ADOPTING a harmonized sales tax that raises consumer costs would be the wrong signal to send during an economic downturn, Manitoba's finance minister says.
In an interview Tuesday, Rosann Wowchuk confirmed the province will not implement the HST in next year's budget.
"As we do the analysis, we just do not see... that it (implementing the HST) is in the best interests of our consumers or the province at this time," she said.
Manitoba business leaders have been pushing for harmonizing the five per cent federal GST with the seven per cent provincial sales tax to create one 12 per cent tax, saying it would create administrative efficiencies and lower business costs.
But the province has balked, saying consumers would be on the hook for $400 million a year in additional costs, while the provincial treasury would take a similar hit.
Manitoba businesses might be the only winners, gaining a half billion dollars in cost savings.
A harmonized tax would be more costly for consumers because it would apply to products and services on which only one tax is currently charged.
The province has thoroughly analyzed the issue, Wowchuk said, and is putting the finishing touches on a report that will be released in the next week or two.
Wowchuk said Ottawa has also failed to offer sufficient cash incentives to Manitoba.
"The federal government has offered some money," she said, but it's lump-sum payment. "If you take the one-time money this year, what about next year?" she said.
On Tuesday, the Winnipeg Chamber of Commerce called a press conference to pressure the Selinger government to implement the blended tax, fearing Manitoba businesses will be at a great disadvantage compared to other jurisdictions.
Failure to act "will have a significant influence on our ability to be able to attract investment, to attract companies and jobs and, frankly, to be able to keep our current businesses here in Manitoba," chamber president Dave Angus said.
Angus called for the establishment of an all-party committee of the legislature to consult the public on the issue.
But Wowchuk questioned whether such a committee would add to the debate when her department had already analyzed the costs and benefits of adopting an HST.
Opposition Leader Hugh McFadyen said Tuesday there is no sense convening such a group, since the NDP had already made up its mind.

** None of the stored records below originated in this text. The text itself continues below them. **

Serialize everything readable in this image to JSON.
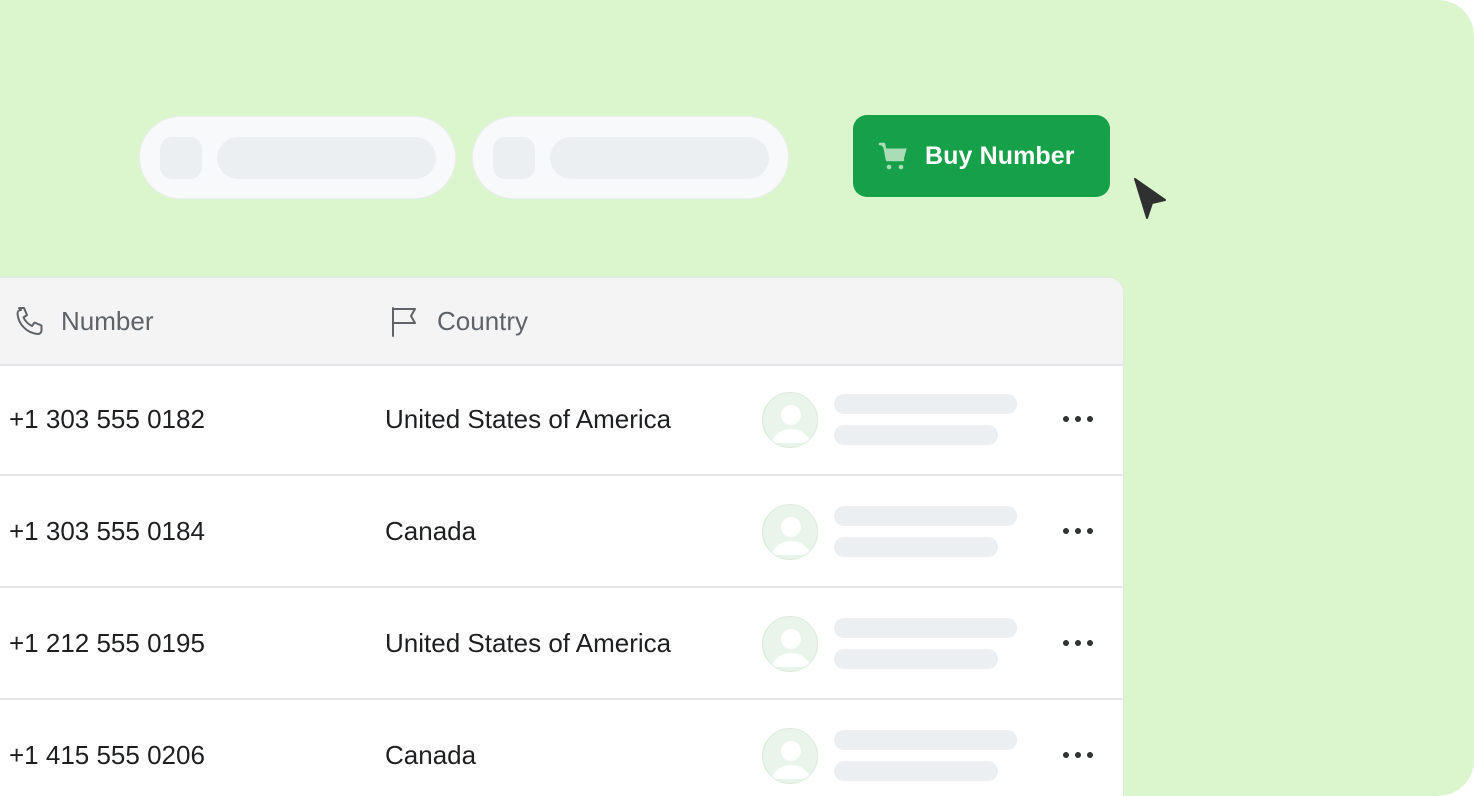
{
  "buy_button": {
    "label": "Buy Number"
  },
  "table": {
    "columns": [
      {
        "label": "Number",
        "icon": "phone-icon"
      },
      {
        "label": "Country",
        "icon": "flag-icon"
      }
    ],
    "rows": [
      {
        "number": "+1 303 555 0182",
        "country": "United States of America"
      },
      {
        "number": "+1 303 555 0184",
        "country": "Canada"
      },
      {
        "number": "+1 212 555 0195",
        "country": "United States of America"
      },
      {
        "number": "+1 415 555 0206",
        "country": "Canada"
      }
    ]
  },
  "colors": {
    "background": "#dbf6cc",
    "accent": "#16a049",
    "text": "#1e1f21",
    "header_text": "#5f6368"
  }
}
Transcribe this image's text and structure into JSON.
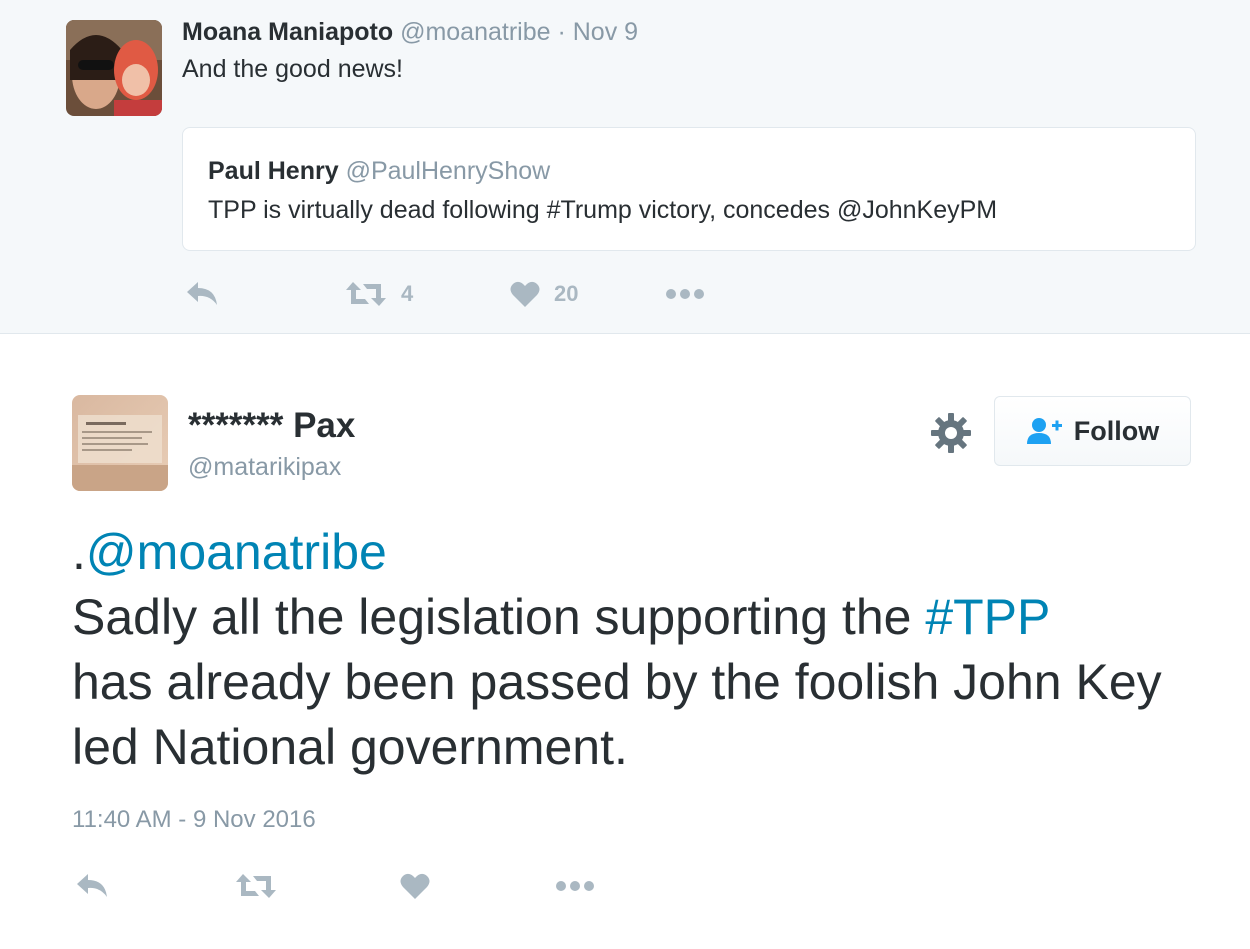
{
  "parent_tweet": {
    "author_name": "Moana Maniapoto",
    "author_handle": "@moanatribe",
    "separator": "·",
    "date": "Nov 9",
    "text": "And the good news!",
    "quoted": {
      "author_name": "Paul Henry",
      "author_handle": "@PaulHenryShow",
      "text": "TPP is virtually dead following #Trump victory, concedes @JohnKeyPM"
    },
    "actions": {
      "retweet_count": "4",
      "like_count": "20"
    }
  },
  "main_tweet": {
    "author_name": "******* Pax",
    "author_handle": "@matarikipax",
    "follow_label": "Follow",
    "text": {
      "prefix": ".",
      "mention": "@moanatribe",
      "part1": "Sadly all the legislation supporting the ",
      "hashtag": "#TPP",
      "part2": "has already been passed by the foolish John Key led National government."
    },
    "timestamp": "11:40 AM - 9 Nov 2016"
  },
  "colors": {
    "link": "#0084b4",
    "muted": "#8899a6",
    "icon": "#aab8c2",
    "text": "#292f33",
    "parent_bg": "#f5f8fa",
    "border": "#e1e8ed"
  },
  "icons": {
    "reply": "reply-icon",
    "retweet": "retweet-icon",
    "like": "heart-icon",
    "more": "more-icon",
    "settings": "gear-icon",
    "follow": "add-user-icon"
  }
}
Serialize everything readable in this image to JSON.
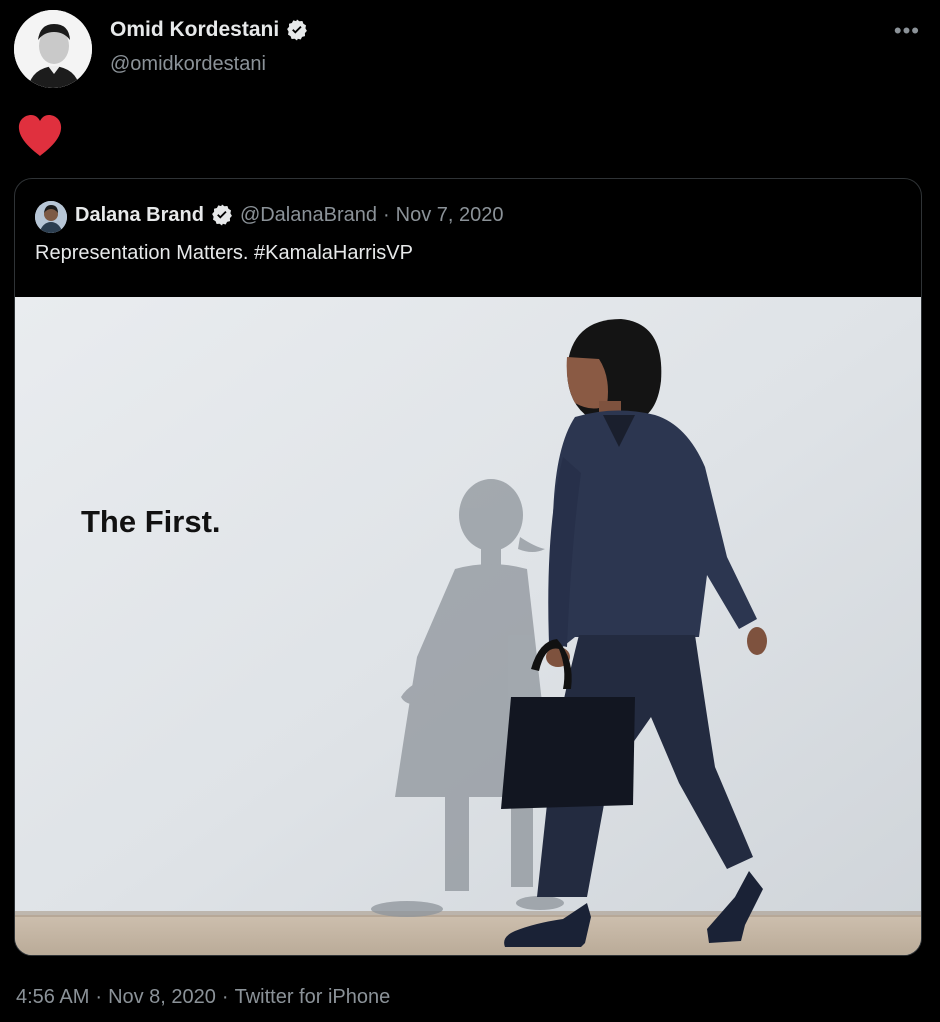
{
  "author": {
    "name": "Omid Kordestani",
    "handle": "@omidkordestani",
    "verified": true
  },
  "tweet": {
    "emoji": "heart",
    "more_label": "•••"
  },
  "quoted": {
    "name": "Dalana Brand",
    "verified": true,
    "handle": "@DalanaBrand",
    "separator": "·",
    "date": "Nov 7, 2020",
    "text": "Representation Matters. #KamalaHarrisVP",
    "media": {
      "caption": "The First.",
      "icon": "photo"
    }
  },
  "footer": {
    "time": "4:56 AM",
    "date": "Nov 8, 2020",
    "source": "Twitter for iPhone",
    "separator": "·"
  },
  "colors": {
    "background": "#000000",
    "text_primary": "#e7e9ea",
    "text_secondary": "#8b9298",
    "border": "#2f3336",
    "heart": "#e0303e",
    "verified_badge": "#e7e9ea"
  }
}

Wowchuk said the provincial government will monitor the experience with the HST in other provinces, including Ontario and British Columbia, which are set to jump on board July 1, 2010.
By then, provinces representing 94 per cent of Canadians will be using the HST, according to the chamber.